* WHAT YOU NEED TO DO
In the listing below, count every line that contains "JSON". Give nothing but the number.

* RECORDS
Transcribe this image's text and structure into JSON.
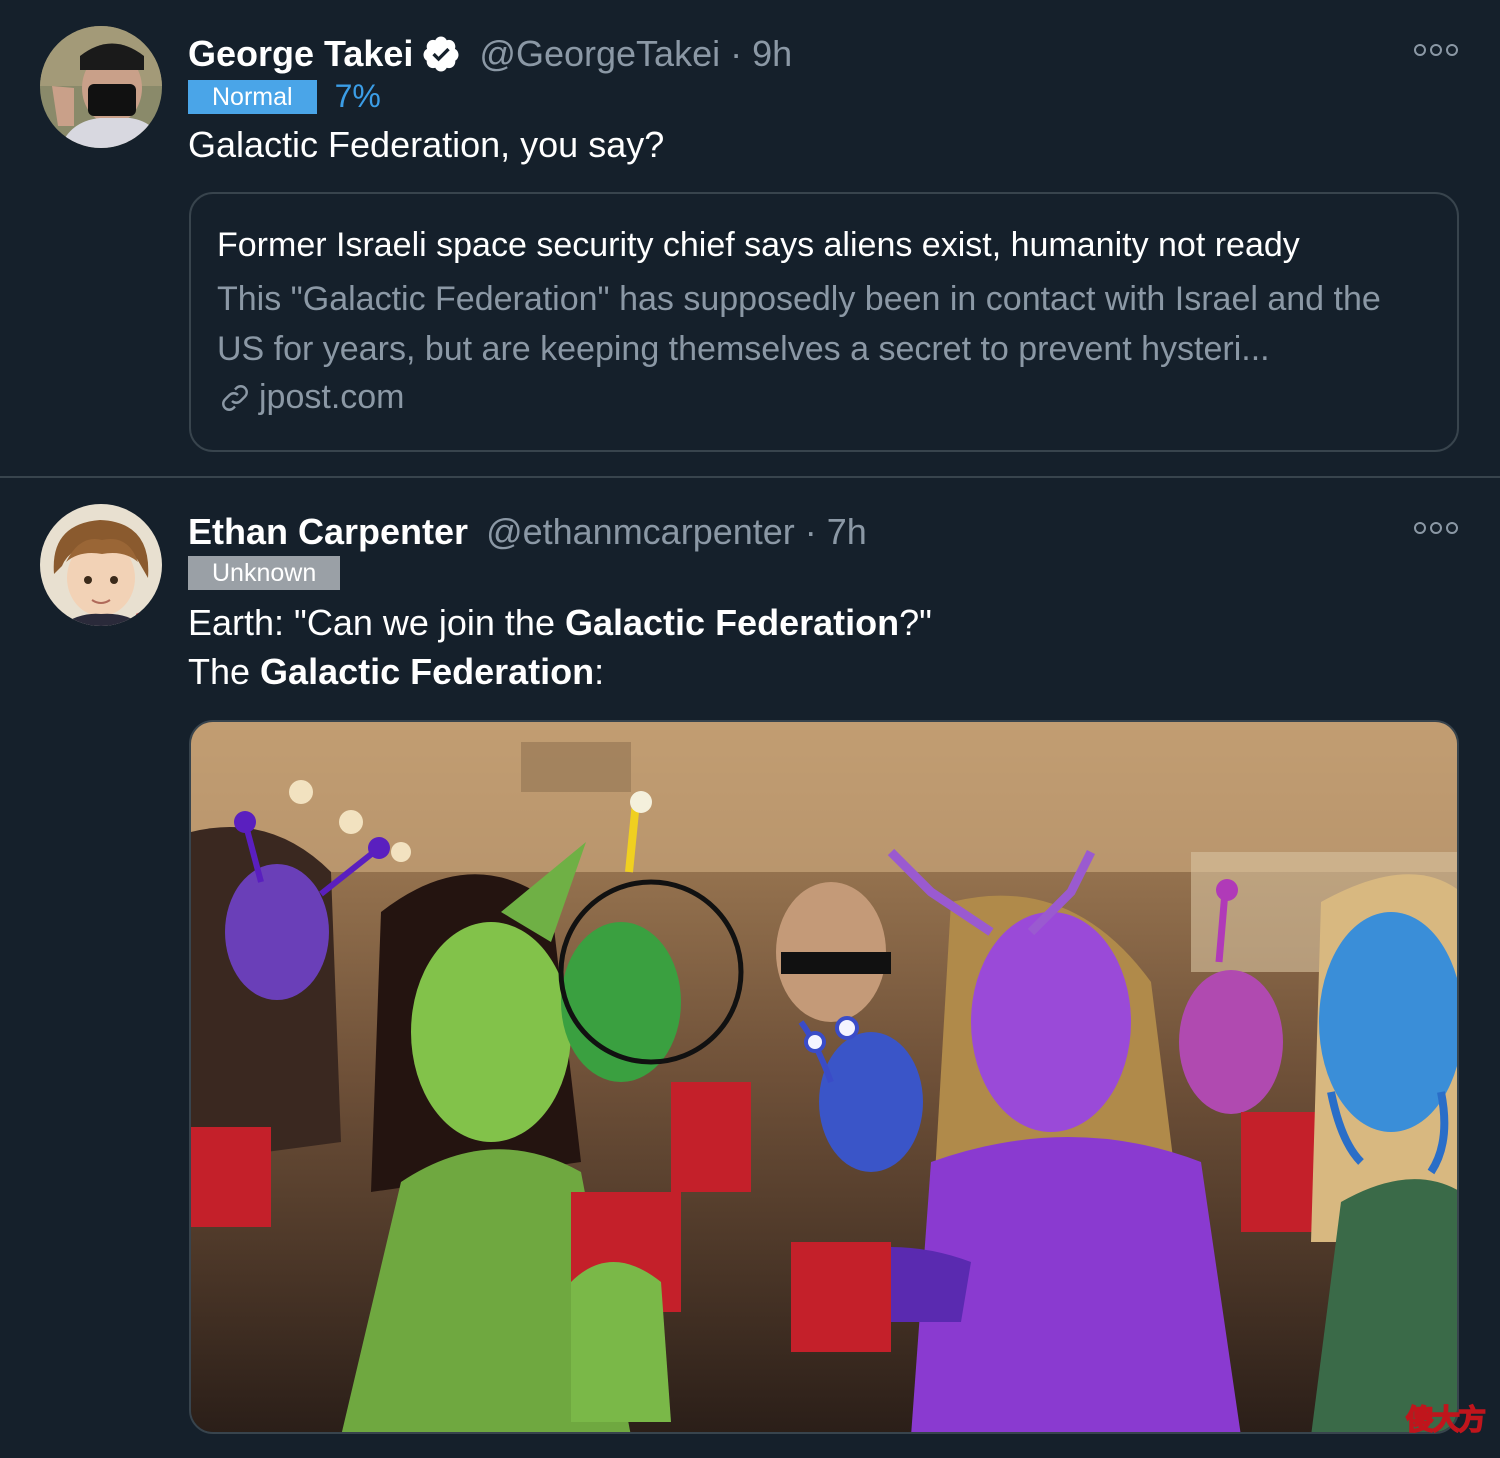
{
  "tweets": [
    {
      "name": "George Takei",
      "handle": "@GeorgeTakei",
      "separator": "·",
      "time": "9h",
      "badge": "Normal",
      "percent": "7%",
      "text": "Galactic Federation, you say?",
      "card": {
        "title": "Former Israeli space security chief says aliens exist, humanity not ready",
        "description": "This \"Galactic Federation\" has supposedly been in contact with Israel and the US for years, but are keeping themselves a secret to prevent hysteri...",
        "domain": "jpost.com"
      }
    },
    {
      "name": "Ethan Carpenter",
      "handle": "@ethanmcarpenter",
      "separator": "·",
      "time": "7h",
      "badge": "Unknown",
      "text_line1_a": "Earth: \"Can we join the ",
      "text_line1_b": "Galactic Federation",
      "text_line1_c": "?\"",
      "text_line2_a": "The ",
      "text_line2_b": "Galactic Federation",
      "text_line2_c": ":"
    }
  ],
  "watermark": "傻大方",
  "colors": {
    "background": "#15202b",
    "border": "#38444d",
    "accent": "#4aa5e8",
    "muted": "#8b98a5"
  }
}
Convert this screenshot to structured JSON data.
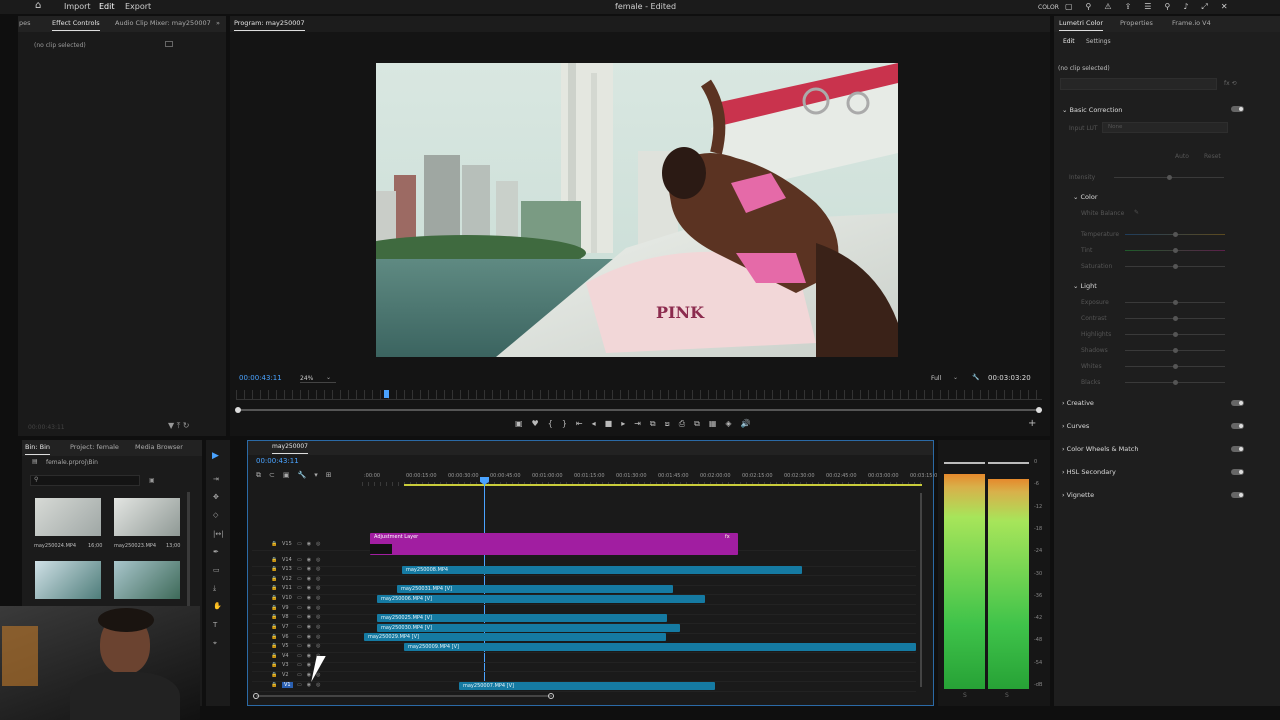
{
  "menubar": {
    "home_icon": "home-icon",
    "items": [
      "Import",
      "Edit",
      "Export"
    ],
    "title": "female - Edited",
    "workspace": "COLOR"
  },
  "effect_controls": {
    "tabs": [
      "pes",
      "Effect Controls",
      "Audio Clip Mixer: may250007"
    ],
    "no_clip": "(no clip selected)",
    "timecode": "00:00:43:11"
  },
  "program": {
    "tab": "Program: may250007",
    "timecode": "00:00:43:11",
    "zoom": "24%",
    "quality": "Full",
    "duration": "00:03:03:20"
  },
  "lumetri": {
    "tabs": [
      "Lumetri Color",
      "Properties",
      "Frame.io V4"
    ],
    "subtabs": [
      "Edit",
      "Settings"
    ],
    "no_clip": "(no clip selected)",
    "basic_correction": "Basic Correction",
    "input_lut_label": "Input LUT",
    "input_lut_value": "None",
    "auto": "Auto",
    "reset": "Reset",
    "intensity": "Intensity",
    "color": "Color",
    "white_balance": "White Balance",
    "color_sliders": [
      "Temperature",
      "Tint",
      "Saturation"
    ],
    "light": "Light",
    "light_sliders": [
      "Exposure",
      "Contrast",
      "Highlights",
      "Shadows",
      "Whites",
      "Blacks"
    ],
    "sections": [
      "Creative",
      "Curves",
      "Color Wheels & Match",
      "HSL Secondary",
      "Vignette"
    ]
  },
  "bin": {
    "tabs": [
      "Bin: Bin",
      "Project: female",
      "Media Browser"
    ],
    "path": "female.prproj\\Bin",
    "items": [
      {
        "name": "may250024.MP4",
        "duration": "16;00"
      },
      {
        "name": "may250023.MP4",
        "duration": "13;00"
      }
    ]
  },
  "timeline": {
    "tab": "may250007",
    "timecode": "00:00:43:11",
    "ruler": [
      ":00:00",
      "00:00:15:00",
      "00:00:30:00",
      "00:00:45:00",
      "00:01:00:00",
      "00:01:15:00",
      "00:01:30:00",
      "00:01:45:00",
      "00:02:00:00",
      "00:02:15:00",
      "00:02:30:00",
      "00:02:45:00",
      "00:03:00:00",
      "00:03:15:0"
    ],
    "tracks": [
      "V15",
      "V14",
      "V13",
      "V12",
      "V11",
      "V10",
      "V9",
      "V8",
      "V7",
      "V6",
      "V5",
      "V4",
      "V3",
      "V2",
      "V1"
    ],
    "clips": {
      "adjustment": "Adjustment Layer",
      "c1": "may250008.MP4",
      "c2": "may250031.MP4 [V]",
      "c3": "may250006.MP4 [V]",
      "c4": "may250025.MP4 [V]",
      "c5": "may250030.MP4 [V]",
      "c6": "may250029.MP4 [V]",
      "c7": "may250009.MP4 [V]",
      "c8": "may250007.MP4 [V]"
    }
  },
  "meter": {
    "scale": [
      "0",
      "-6",
      "-12",
      "-18",
      "-24",
      "-30",
      "-36",
      "-42",
      "-48",
      "-54",
      "-dB"
    ],
    "channels": [
      "S",
      "S"
    ]
  }
}
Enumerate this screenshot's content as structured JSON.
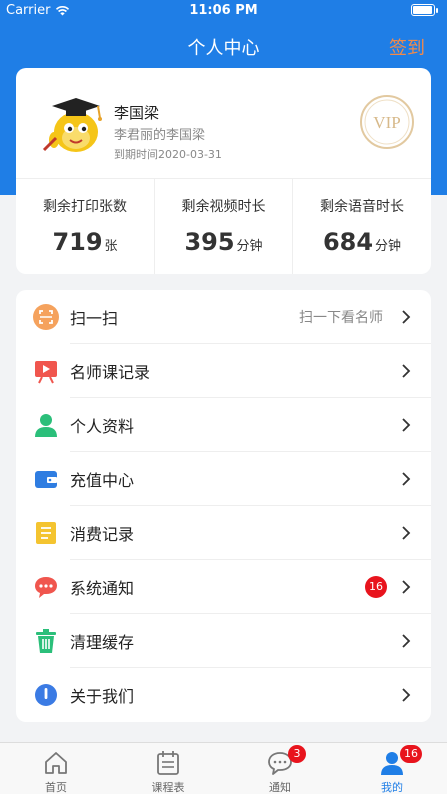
{
  "status_bar": {
    "carrier": "Carrier",
    "time": "11:06 PM"
  },
  "nav": {
    "title": "个人中心",
    "action": "签到"
  },
  "profile": {
    "name": "李国梁",
    "subtitle": "李君丽的李国梁",
    "expire": "到期时间2020-03-31",
    "vip_label": "VIP"
  },
  "stats": [
    {
      "label": "剩余打印张数",
      "value": "719",
      "unit": "张"
    },
    {
      "label": "剩余视频时长",
      "value": "395",
      "unit": "分钟"
    },
    {
      "label": "剩余语音时长",
      "value": "684",
      "unit": "分钟"
    }
  ],
  "menu": [
    {
      "label": "扫一扫",
      "hint": "扫一下看名师",
      "icon": "scan-icon"
    },
    {
      "label": "名师课记录",
      "icon": "video-record-icon"
    },
    {
      "label": "个人资料",
      "icon": "person-icon"
    },
    {
      "label": "充值中心",
      "icon": "wallet-icon"
    },
    {
      "label": "消费记录",
      "icon": "receipt-icon"
    },
    {
      "label": "系统通知",
      "badge": "16",
      "icon": "chat-bubble-icon"
    },
    {
      "label": "清理缓存",
      "icon": "trash-icon"
    },
    {
      "label": "关于我们",
      "icon": "info-icon"
    }
  ],
  "tabs": [
    {
      "label": "首页",
      "icon": "home-icon"
    },
    {
      "label": "课程表",
      "icon": "calendar-icon"
    },
    {
      "label": "通知",
      "badge": "3",
      "icon": "message-icon"
    },
    {
      "label": "我的",
      "badge": "16",
      "icon": "user-icon",
      "active": true
    }
  ],
  "colors": {
    "primary": "#1f7ee6",
    "signin": "#f28a4a",
    "badge": "#e8141d"
  }
}
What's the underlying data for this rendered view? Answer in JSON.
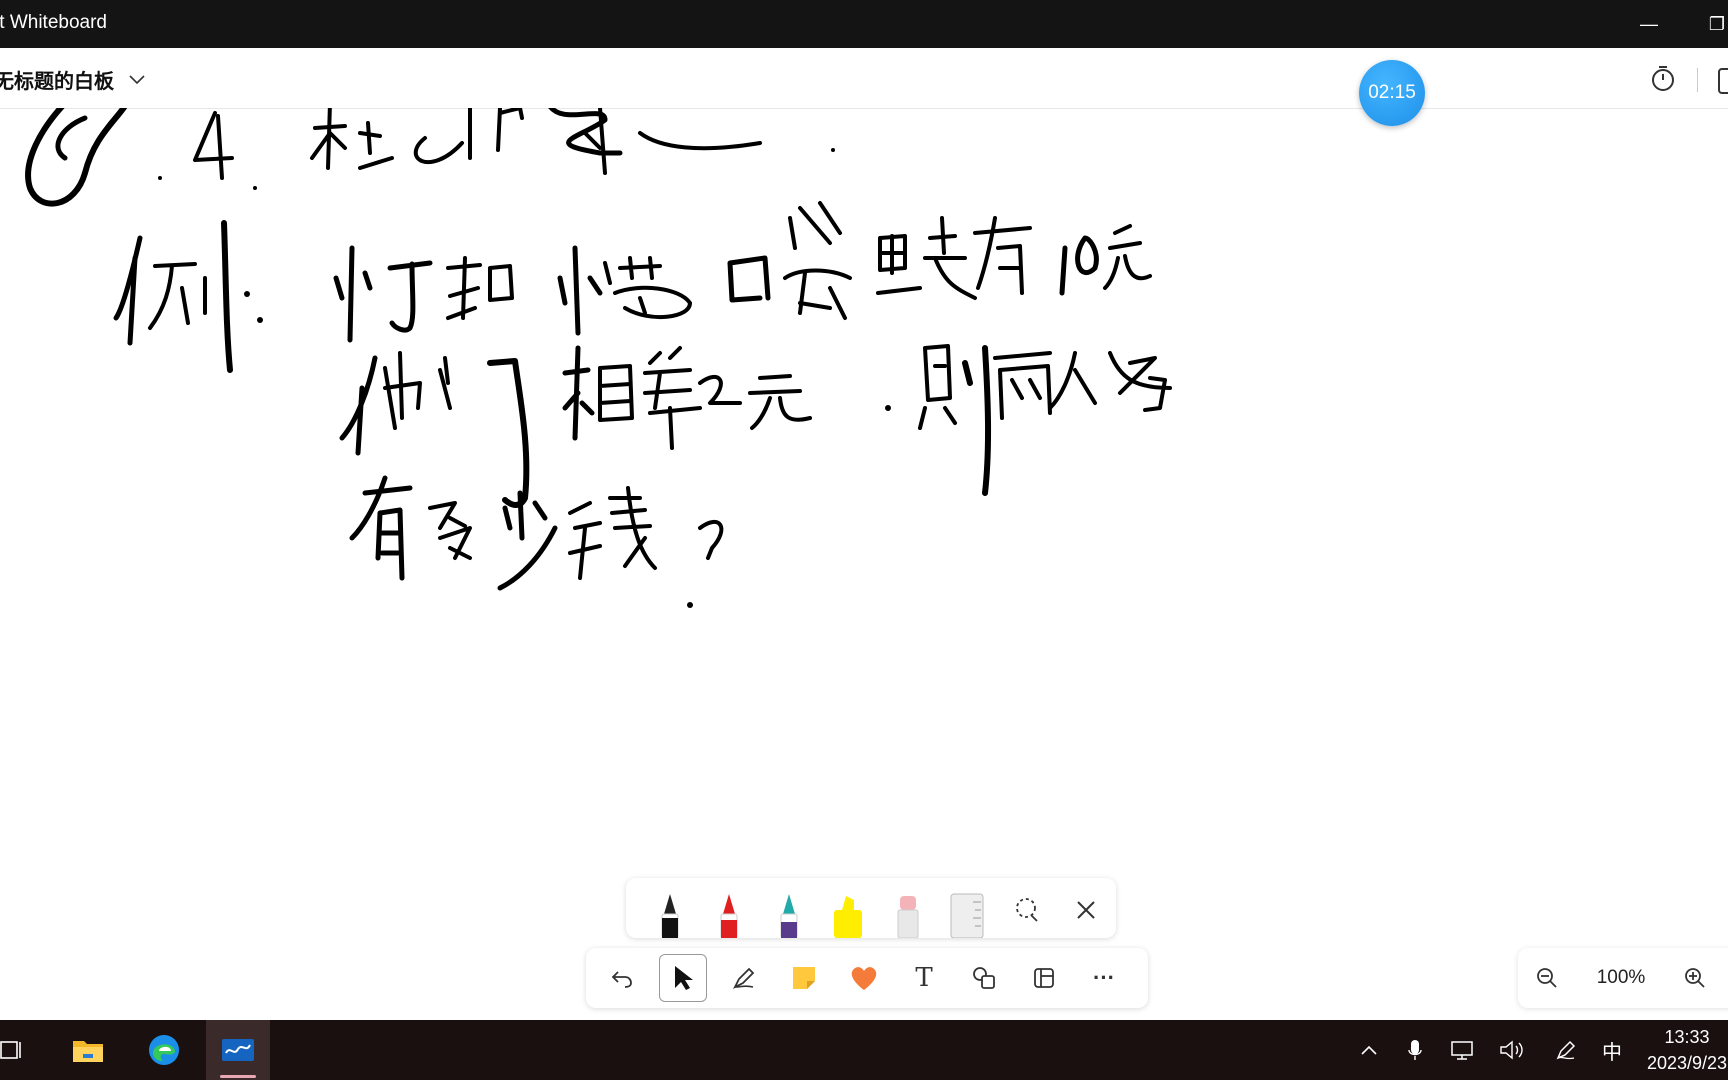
{
  "window": {
    "app_title": "ft Whiteboard",
    "minimize_glyph": "—",
    "restore_glyph": "❐"
  },
  "header": {
    "board_title": "无标题的白板",
    "timer_value": "02:15"
  },
  "canvas": {
    "content_type": "handwritten ink strokes",
    "ink_color": "#000000"
  },
  "pen_tray": {
    "pens": [
      {
        "name": "black-pen",
        "color": "#111111"
      },
      {
        "name": "red-pen",
        "color": "#e02020"
      },
      {
        "name": "galaxy-pen",
        "color": "#3a4a8a"
      },
      {
        "name": "highlighter",
        "color": "#ffee00"
      },
      {
        "name": "eraser",
        "color": "#f3b3b8"
      },
      {
        "name": "ruler",
        "color": "#e0e0e0"
      }
    ]
  },
  "toolbar": {
    "tools": [
      "undo",
      "select",
      "ink",
      "sticky-note",
      "reactions",
      "text",
      "shapes",
      "templates",
      "more"
    ],
    "text_glyph": "T",
    "more_glyph": "···"
  },
  "zoom": {
    "level": "100%"
  },
  "taskbar": {
    "ime_indicator": "中",
    "time": "13:33",
    "date": "2023/9/23"
  },
  "colors": {
    "titlebar": "#141414",
    "taskbar": "#1a1010",
    "timer_accent": "#1e8fe8",
    "active_app_indicator": "#e9a7b4"
  }
}
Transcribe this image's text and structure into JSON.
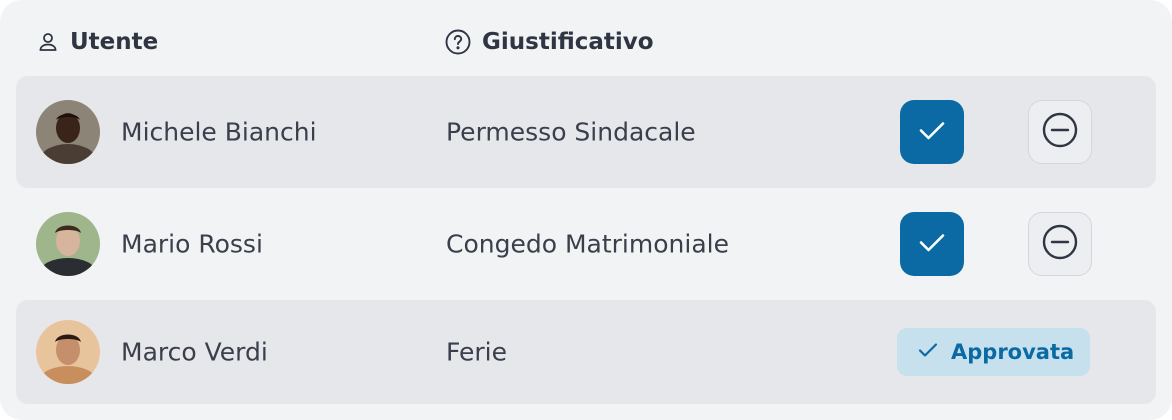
{
  "header": {
    "user_label": "Utente",
    "justification_label": "Giustificativo"
  },
  "rows": [
    {
      "name": "Michele Bianchi",
      "reason": "Permesso Sindacale",
      "status": "pending"
    },
    {
      "name": "Mario Rossi",
      "reason": "Congedo Matrimoniale",
      "status": "pending"
    },
    {
      "name": "Marco Verdi",
      "reason": "Ferie",
      "status": "approved",
      "status_label": "Approvata"
    }
  ],
  "colors": {
    "accent": "#0b6aa4",
    "badge_bg": "#c7e0ee",
    "row_shade": "#e6e7ea",
    "card_bg": "#f2f3f5",
    "text": "#3a3f4b"
  },
  "icons": {
    "header_user": "user-icon",
    "header_justification": "help-circle-icon",
    "approve": "check-icon",
    "reject": "minus-circle-icon",
    "approved": "check-icon"
  }
}
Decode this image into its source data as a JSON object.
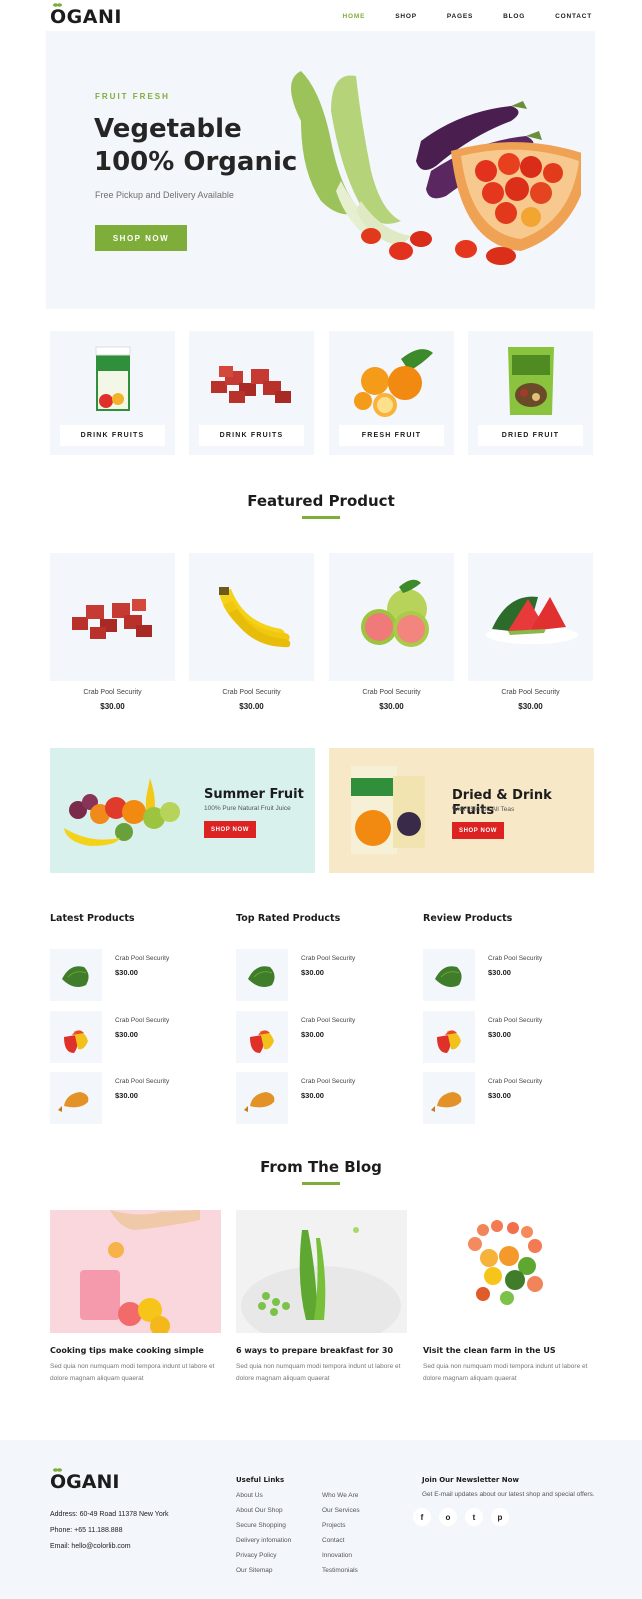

* RESULT
6